Mr. Friedman offers no practical solutions to the United States breaking the death grip of the WTO and rebuilding its manufacturing base, something that requires a will to implement a long-term industrial policy that will benefit the American worker. Instead Mr. Friedman can only offer the observation that “the best jobs will require workers to have more and better education to make themselves above average,” and that “there is nothing more important than passing some kind of G.I. Bill for the 21st Century that ensures that every American has access to post-high school education,” ignoring the reality that State support for public colleges and universities has plummeted to historically low levels and the historically high level of debt that students are now graduating with, particularly older, displaced workers who have gone back to obtain further education, exactly the advice Mr. Friedman offers, or that even jobs that require a significant amount of education such as IT and engineering are being shipped offshore.
The problem for Mr. Friedman is that colleges and universities teach averages and there’s no getting around average. Average is the baseline for everything else, above average and below average. The great middle will always be average.

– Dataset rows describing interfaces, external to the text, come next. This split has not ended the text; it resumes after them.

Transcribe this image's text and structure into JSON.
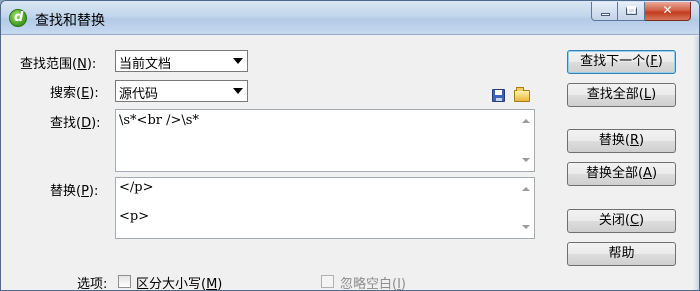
{
  "window": {
    "title": "查找和替换"
  },
  "labels": {
    "scope": "查找范围(",
    "scope_key": "N",
    "scope_end": "):",
    "search": "搜索(",
    "search_key": "E",
    "search_end": "):",
    "find": "查找(",
    "find_key": "D",
    "find_end": "):",
    "replace": "替换(",
    "replace_key": "P",
    "replace_end": "):",
    "options": "选项:"
  },
  "fields": {
    "scope_value": "当前文档",
    "search_value": "源代码",
    "find_text": "\\s*<br />\\s*",
    "replace_line1": "</p>",
    "replace_line2": "<p>"
  },
  "buttons": {
    "find_next": "查找下一个(",
    "find_next_key": "F",
    "find_all": "查找全部(",
    "find_all_key": "L",
    "replace": "替换(",
    "replace_key": "R",
    "replace_all": "替换全部(",
    "replace_all_key": "A",
    "close": "关闭(",
    "close_key": "C",
    "help": "帮助",
    "close_paren": ")"
  },
  "options": {
    "match_case": "区分大小写(",
    "match_case_key": "M",
    "ignore_whitespace": "忽略空白(",
    "ignore_whitespace_key": "I",
    "close_paren": ")"
  },
  "icons": {
    "app": "dreamweaver-app-icon",
    "save": "save-query-icon",
    "load": "load-query-icon"
  }
}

The question for the United States is what sort of Country do we want to be? What sort of future do we want to have? The laws of probability don’t exempt the United States and unless we change our fundamental mode of thinking about manufacturing and trade the probability is we will see a standard of living evolve in the United States that will rival the slums of Mumbai or Beijing.